**Assignment**
Within the entries below, count the lines that hold the string "hard" and give only that number.

*** Begin section ***

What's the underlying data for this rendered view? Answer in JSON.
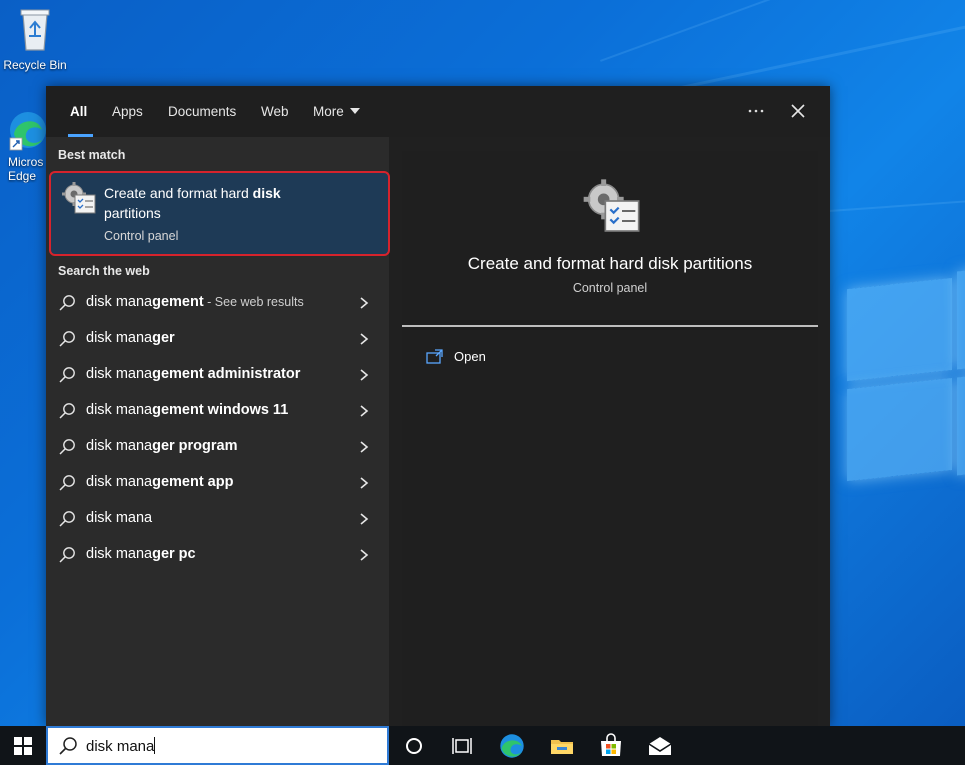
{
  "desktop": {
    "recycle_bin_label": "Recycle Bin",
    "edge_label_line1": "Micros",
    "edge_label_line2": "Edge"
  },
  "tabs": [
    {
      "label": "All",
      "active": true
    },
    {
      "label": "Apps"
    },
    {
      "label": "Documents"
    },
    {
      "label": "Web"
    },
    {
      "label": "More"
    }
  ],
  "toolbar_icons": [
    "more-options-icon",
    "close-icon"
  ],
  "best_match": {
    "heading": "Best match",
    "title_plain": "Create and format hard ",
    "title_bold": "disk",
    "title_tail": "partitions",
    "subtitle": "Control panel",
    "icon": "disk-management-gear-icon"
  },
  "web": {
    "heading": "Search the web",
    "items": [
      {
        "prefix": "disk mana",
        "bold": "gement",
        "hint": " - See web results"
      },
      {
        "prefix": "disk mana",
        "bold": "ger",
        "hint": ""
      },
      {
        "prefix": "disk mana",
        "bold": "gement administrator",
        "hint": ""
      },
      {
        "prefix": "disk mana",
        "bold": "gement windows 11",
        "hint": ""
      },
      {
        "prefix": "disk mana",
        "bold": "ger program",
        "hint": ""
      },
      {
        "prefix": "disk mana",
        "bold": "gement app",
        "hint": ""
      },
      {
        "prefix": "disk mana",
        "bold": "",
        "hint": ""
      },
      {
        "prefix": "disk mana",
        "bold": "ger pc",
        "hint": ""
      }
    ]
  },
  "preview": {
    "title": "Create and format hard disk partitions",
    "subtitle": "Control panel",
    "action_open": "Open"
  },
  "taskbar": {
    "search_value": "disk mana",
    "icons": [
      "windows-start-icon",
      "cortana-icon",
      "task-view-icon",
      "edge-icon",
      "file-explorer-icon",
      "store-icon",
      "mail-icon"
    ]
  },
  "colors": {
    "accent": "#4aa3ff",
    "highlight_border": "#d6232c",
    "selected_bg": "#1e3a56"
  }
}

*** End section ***

**Exercise result**
2